• **Exercise brief**
For each line in the data below that holds "icon", return a copy.

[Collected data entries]

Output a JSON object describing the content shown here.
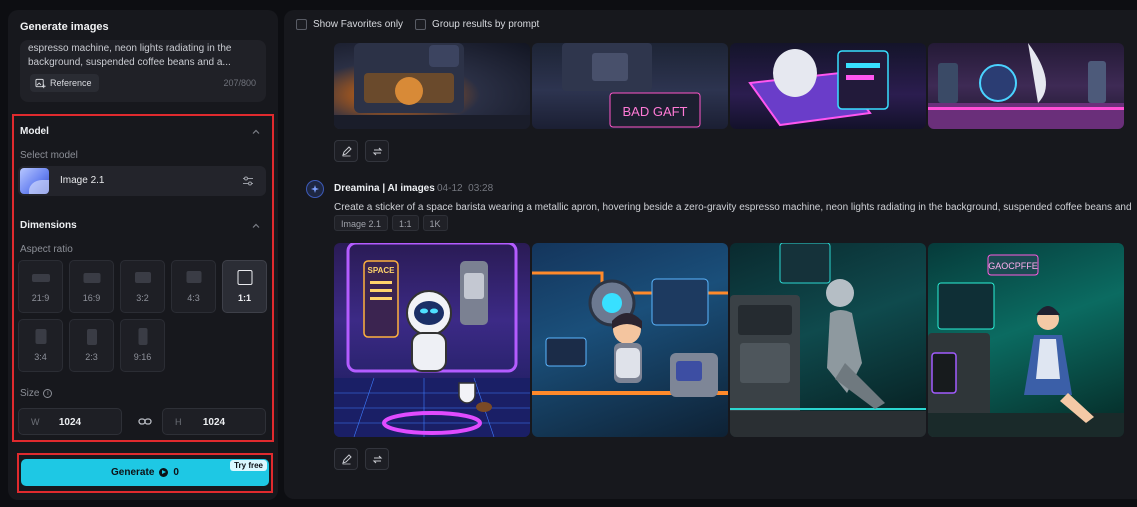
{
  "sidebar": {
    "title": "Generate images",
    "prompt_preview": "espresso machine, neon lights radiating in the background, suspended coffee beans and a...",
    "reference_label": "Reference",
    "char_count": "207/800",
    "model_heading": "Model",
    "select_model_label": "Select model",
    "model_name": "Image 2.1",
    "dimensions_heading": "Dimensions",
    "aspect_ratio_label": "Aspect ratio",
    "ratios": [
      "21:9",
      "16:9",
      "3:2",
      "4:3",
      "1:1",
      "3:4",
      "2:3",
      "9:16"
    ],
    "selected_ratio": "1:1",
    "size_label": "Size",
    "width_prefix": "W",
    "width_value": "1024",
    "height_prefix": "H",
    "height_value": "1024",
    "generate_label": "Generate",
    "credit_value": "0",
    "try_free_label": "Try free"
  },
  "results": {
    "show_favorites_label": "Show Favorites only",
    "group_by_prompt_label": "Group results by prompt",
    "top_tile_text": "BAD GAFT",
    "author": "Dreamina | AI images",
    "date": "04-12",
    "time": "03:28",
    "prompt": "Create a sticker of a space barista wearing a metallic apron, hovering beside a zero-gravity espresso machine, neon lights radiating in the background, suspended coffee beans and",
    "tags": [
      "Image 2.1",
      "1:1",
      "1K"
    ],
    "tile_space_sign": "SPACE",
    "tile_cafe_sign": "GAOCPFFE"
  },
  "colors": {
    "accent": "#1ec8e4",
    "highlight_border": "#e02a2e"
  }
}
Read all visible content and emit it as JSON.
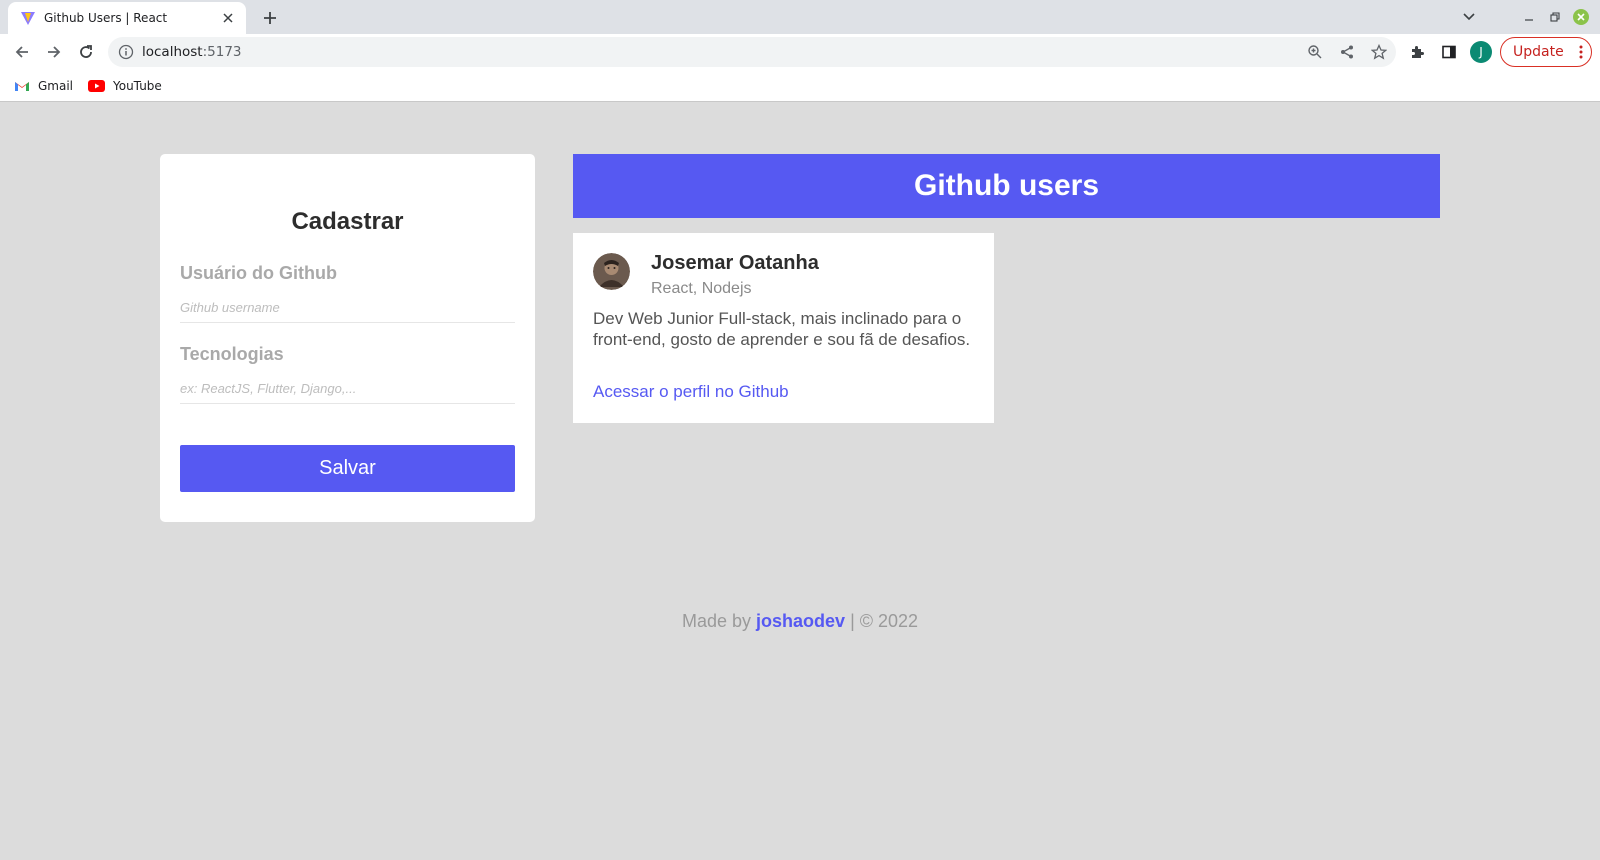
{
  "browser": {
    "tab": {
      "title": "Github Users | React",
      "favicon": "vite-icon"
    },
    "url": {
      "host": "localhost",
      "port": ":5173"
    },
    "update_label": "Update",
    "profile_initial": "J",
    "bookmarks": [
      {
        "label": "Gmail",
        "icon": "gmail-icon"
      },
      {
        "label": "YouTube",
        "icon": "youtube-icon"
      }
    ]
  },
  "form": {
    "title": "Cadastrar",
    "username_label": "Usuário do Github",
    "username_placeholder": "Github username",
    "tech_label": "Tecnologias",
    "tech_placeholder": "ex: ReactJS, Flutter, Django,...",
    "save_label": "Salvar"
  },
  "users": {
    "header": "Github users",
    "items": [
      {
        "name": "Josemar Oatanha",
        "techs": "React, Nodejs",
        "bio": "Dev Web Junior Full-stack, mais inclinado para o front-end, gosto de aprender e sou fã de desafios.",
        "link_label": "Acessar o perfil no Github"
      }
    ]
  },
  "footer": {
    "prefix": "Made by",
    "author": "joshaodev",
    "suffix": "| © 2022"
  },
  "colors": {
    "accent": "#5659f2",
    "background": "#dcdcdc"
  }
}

• **Solution for this problem**
      "favicon": "vite-icon"
        "icon": "gmail-icon"
        "icon": "youtube-icon"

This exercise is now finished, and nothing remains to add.